-- EXERCISE AIM --
Please return every line of the records below that contains the word "JSON".

━━━ MATERIALS PROVIDED

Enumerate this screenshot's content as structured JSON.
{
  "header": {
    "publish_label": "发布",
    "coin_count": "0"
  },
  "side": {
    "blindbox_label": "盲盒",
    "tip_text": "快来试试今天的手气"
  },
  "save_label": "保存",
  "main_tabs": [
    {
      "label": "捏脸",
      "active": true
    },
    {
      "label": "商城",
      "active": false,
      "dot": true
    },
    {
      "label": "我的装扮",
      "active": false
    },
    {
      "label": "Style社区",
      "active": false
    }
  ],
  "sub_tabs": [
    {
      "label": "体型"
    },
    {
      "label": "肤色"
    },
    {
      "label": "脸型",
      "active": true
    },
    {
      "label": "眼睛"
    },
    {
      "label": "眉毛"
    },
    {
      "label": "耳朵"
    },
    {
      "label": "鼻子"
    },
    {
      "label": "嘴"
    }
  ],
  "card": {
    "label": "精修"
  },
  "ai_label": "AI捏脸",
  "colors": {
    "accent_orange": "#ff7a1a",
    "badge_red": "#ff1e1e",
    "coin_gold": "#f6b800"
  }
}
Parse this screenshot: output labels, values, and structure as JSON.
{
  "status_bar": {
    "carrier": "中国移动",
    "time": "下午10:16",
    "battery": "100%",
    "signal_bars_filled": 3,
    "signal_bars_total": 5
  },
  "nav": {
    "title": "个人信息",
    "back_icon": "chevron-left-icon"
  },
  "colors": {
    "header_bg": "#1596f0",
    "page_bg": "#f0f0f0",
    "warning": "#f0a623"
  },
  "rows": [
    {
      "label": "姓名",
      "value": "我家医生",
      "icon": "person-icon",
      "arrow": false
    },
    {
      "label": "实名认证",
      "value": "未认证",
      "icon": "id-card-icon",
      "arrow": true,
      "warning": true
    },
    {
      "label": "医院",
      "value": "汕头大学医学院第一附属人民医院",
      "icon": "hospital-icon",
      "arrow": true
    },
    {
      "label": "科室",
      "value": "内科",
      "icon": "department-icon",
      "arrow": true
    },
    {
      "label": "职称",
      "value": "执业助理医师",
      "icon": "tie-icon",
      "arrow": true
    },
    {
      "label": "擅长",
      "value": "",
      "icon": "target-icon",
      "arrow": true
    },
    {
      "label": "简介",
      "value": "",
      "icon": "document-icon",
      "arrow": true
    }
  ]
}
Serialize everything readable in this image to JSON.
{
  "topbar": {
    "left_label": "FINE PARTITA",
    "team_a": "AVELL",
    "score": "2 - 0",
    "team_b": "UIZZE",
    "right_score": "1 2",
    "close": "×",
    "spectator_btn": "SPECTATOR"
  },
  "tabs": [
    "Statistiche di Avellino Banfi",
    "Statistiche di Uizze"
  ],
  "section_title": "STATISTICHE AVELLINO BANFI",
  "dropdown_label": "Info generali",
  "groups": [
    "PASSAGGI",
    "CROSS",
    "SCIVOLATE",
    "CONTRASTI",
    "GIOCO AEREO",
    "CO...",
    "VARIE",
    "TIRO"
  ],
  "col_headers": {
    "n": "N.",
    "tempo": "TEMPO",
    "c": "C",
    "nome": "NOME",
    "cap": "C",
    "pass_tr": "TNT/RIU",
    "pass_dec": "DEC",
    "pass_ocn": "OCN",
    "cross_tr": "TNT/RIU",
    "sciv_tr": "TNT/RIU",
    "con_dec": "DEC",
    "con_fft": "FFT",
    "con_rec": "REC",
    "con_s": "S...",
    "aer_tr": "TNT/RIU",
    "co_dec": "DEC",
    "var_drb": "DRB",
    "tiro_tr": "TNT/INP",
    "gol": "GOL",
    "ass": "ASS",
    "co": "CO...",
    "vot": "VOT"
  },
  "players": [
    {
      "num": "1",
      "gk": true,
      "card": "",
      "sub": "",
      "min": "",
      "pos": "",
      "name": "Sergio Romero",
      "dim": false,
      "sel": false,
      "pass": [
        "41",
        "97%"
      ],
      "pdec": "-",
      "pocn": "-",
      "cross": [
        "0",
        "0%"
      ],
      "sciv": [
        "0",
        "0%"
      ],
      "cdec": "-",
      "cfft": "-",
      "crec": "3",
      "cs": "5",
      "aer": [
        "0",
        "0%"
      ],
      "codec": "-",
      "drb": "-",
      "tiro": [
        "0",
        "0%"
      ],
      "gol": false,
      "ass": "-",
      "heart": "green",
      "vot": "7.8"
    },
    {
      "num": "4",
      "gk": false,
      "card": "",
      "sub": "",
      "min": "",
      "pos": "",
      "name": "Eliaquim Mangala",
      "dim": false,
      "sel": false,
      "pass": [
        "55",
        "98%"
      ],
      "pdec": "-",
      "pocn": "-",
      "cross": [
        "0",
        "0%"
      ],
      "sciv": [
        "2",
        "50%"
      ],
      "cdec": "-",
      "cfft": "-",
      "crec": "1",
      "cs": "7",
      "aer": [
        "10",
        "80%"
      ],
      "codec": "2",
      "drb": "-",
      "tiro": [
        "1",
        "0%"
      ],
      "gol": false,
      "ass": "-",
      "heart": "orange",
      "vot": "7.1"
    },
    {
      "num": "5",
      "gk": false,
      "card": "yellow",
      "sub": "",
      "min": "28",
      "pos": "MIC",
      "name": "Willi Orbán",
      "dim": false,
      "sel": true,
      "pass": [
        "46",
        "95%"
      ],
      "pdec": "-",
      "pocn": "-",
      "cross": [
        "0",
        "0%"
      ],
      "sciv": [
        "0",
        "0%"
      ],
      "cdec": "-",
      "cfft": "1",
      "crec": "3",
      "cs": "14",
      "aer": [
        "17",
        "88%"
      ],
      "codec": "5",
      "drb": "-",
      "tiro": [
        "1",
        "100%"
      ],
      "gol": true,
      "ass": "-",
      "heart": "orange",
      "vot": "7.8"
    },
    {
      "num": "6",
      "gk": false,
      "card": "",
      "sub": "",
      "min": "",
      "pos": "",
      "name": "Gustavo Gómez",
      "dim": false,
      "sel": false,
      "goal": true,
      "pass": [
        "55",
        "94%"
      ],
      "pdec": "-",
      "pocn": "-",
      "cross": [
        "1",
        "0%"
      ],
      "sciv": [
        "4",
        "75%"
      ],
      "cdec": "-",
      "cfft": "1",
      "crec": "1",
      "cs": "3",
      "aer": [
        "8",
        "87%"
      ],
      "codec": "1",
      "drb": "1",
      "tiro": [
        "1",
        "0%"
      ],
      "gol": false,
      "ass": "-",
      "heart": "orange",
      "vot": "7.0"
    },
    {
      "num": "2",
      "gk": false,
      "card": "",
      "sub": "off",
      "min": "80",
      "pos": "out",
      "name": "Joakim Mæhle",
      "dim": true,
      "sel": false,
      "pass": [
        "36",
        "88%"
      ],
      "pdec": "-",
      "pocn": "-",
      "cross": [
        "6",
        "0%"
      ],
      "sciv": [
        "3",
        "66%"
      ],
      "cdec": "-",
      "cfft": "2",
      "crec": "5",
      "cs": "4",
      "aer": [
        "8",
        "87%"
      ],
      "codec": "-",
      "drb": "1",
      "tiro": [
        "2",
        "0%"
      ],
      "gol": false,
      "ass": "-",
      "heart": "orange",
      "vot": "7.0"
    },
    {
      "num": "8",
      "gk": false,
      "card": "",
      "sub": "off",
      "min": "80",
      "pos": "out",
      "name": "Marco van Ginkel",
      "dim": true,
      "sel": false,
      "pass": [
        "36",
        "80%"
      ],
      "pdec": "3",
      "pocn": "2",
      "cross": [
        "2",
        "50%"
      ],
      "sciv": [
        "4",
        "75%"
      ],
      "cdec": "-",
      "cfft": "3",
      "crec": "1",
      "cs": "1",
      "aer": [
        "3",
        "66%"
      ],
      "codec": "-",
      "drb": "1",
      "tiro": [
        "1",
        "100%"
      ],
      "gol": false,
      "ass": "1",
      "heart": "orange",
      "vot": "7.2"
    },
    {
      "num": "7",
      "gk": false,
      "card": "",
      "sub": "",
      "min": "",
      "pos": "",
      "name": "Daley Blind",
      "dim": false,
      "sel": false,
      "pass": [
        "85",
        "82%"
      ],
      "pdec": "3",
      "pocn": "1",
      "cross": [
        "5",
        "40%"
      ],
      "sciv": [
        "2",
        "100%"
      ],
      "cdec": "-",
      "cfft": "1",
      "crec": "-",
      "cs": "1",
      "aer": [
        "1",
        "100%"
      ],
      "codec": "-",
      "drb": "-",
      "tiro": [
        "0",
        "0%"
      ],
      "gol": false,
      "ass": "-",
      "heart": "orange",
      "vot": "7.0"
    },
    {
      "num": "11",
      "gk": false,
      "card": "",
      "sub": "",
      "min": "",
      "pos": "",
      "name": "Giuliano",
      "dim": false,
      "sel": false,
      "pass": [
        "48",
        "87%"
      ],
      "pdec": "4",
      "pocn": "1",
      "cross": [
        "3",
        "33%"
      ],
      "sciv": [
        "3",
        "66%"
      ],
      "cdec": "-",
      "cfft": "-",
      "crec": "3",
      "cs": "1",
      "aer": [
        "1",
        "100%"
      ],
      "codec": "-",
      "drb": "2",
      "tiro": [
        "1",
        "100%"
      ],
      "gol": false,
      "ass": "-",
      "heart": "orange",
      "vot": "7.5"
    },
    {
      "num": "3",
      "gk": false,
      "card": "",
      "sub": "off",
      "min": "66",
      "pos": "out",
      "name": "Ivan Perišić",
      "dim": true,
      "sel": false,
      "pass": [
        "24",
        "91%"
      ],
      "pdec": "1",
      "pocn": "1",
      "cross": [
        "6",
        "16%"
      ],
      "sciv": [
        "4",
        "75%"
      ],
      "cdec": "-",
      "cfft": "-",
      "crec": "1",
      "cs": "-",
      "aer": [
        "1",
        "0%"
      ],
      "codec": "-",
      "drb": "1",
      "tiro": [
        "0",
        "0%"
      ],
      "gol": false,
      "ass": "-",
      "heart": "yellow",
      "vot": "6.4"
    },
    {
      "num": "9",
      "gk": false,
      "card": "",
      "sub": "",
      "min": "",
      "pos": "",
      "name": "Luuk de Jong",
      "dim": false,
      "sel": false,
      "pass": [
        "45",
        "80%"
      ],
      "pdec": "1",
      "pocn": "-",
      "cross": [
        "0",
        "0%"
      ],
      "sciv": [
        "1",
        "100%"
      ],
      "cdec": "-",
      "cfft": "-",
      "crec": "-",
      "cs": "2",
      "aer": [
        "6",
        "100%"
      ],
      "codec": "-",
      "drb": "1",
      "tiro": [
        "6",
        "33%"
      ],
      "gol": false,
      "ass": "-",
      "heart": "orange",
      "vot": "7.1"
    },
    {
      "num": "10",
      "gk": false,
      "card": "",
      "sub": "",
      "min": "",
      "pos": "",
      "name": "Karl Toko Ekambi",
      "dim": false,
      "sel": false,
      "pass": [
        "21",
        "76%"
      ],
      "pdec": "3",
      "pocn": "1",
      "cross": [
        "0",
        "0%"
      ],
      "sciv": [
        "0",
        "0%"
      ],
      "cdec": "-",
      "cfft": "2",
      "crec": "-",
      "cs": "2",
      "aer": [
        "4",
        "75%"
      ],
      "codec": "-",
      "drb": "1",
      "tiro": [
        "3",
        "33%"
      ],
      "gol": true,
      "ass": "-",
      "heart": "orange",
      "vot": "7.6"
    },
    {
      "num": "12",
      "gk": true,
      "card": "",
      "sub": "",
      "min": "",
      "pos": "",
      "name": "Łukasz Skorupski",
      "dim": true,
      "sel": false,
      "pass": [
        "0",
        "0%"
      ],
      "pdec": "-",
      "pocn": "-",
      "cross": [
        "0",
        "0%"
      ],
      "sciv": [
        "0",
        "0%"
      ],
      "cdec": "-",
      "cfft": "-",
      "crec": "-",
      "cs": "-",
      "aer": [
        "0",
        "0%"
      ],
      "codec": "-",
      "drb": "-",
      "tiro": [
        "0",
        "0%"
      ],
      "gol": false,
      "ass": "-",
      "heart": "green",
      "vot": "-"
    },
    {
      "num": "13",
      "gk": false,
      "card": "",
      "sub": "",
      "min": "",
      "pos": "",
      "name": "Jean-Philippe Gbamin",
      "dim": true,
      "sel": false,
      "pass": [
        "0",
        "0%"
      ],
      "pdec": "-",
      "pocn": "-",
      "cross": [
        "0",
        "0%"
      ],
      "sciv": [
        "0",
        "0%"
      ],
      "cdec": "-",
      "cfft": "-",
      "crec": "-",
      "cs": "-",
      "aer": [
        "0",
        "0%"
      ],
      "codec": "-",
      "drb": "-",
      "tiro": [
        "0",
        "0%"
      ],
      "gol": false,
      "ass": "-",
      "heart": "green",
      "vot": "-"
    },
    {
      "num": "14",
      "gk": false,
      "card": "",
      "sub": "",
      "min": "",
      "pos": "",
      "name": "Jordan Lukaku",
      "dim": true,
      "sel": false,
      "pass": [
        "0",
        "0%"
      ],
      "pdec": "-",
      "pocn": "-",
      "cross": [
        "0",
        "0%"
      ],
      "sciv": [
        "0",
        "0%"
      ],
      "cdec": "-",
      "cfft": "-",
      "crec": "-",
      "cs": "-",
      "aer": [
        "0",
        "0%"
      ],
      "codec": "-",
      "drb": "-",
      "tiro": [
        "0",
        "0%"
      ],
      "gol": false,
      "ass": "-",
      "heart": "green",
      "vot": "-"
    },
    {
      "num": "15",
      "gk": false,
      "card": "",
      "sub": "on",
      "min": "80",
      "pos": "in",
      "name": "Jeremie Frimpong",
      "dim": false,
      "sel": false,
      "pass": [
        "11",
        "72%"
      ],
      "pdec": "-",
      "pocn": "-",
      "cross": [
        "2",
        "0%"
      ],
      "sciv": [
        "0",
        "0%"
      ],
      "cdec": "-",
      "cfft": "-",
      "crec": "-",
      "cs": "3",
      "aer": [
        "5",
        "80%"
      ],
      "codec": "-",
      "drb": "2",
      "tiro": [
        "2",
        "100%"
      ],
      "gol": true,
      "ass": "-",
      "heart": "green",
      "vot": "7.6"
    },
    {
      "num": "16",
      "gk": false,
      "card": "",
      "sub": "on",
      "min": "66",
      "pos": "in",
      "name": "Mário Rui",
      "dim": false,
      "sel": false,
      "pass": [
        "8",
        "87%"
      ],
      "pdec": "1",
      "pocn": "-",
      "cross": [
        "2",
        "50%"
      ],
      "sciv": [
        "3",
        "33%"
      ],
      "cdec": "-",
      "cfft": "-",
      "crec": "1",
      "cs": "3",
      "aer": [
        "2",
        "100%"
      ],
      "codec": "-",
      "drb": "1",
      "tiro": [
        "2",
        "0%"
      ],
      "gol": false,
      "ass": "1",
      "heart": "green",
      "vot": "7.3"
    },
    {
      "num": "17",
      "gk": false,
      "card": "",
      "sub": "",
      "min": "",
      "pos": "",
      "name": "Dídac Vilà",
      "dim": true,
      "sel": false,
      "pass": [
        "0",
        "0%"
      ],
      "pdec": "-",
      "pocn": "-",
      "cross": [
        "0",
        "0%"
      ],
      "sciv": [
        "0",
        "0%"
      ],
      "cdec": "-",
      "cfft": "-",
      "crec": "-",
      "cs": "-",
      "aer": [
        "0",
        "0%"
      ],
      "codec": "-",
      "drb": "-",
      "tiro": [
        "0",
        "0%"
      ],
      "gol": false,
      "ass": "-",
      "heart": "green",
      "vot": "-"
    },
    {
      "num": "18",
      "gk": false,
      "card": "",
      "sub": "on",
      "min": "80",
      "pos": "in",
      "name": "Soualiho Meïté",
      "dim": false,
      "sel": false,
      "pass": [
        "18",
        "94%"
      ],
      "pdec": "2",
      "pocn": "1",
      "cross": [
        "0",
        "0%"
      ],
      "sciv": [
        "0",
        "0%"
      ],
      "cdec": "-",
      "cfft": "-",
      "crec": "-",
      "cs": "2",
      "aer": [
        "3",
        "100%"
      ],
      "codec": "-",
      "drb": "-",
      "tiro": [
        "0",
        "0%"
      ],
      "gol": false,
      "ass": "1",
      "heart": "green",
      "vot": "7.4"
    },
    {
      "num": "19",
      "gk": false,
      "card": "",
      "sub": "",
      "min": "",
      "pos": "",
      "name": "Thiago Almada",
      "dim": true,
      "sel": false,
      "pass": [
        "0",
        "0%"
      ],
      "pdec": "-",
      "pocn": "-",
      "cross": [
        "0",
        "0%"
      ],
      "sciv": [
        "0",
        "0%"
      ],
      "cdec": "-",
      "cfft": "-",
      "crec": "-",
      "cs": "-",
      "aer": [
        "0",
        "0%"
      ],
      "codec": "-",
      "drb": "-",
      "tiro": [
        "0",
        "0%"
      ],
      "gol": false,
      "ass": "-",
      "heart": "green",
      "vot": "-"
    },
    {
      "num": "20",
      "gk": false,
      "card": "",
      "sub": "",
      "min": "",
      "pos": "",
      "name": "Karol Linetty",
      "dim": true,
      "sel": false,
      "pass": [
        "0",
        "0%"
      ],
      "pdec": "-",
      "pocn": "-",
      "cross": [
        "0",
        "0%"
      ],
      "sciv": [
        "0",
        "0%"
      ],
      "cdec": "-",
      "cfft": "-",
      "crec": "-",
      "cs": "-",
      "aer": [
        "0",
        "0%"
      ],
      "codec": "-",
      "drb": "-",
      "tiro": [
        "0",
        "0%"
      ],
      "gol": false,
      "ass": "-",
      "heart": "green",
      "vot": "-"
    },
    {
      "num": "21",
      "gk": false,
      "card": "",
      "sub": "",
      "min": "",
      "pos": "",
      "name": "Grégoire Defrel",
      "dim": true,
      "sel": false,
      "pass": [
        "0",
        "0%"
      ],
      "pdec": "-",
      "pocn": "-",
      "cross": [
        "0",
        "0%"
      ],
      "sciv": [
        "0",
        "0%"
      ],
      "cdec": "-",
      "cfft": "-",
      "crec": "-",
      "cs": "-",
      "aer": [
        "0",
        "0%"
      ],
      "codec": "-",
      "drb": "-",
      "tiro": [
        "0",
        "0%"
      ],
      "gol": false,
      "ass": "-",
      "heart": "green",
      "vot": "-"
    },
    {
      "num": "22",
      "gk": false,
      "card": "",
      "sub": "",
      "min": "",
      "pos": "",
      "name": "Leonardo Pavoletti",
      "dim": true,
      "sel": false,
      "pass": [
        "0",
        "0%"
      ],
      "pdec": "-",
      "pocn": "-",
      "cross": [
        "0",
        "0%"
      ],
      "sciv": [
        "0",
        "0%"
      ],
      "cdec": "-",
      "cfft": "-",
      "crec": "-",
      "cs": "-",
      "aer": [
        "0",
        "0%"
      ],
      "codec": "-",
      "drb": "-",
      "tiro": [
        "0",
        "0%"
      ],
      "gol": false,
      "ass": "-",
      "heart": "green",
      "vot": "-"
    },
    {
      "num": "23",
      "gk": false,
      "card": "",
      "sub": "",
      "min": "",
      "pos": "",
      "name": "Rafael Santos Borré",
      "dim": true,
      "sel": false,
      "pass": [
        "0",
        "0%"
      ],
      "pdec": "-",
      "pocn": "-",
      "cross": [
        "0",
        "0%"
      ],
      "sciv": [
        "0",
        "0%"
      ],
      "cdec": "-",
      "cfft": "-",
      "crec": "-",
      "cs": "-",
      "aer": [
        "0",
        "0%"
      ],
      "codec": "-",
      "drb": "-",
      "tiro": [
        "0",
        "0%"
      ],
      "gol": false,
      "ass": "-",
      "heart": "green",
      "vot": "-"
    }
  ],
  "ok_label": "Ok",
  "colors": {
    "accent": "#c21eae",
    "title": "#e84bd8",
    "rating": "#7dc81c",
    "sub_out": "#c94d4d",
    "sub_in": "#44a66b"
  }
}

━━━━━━

-- RESULT FOR THIS EXERCISE --
Enumerate this screenshot's content as structured JSON.
Parse this screenshot: output labels, values, and structure as JSON.
Serialize everything readable in this image to JSON.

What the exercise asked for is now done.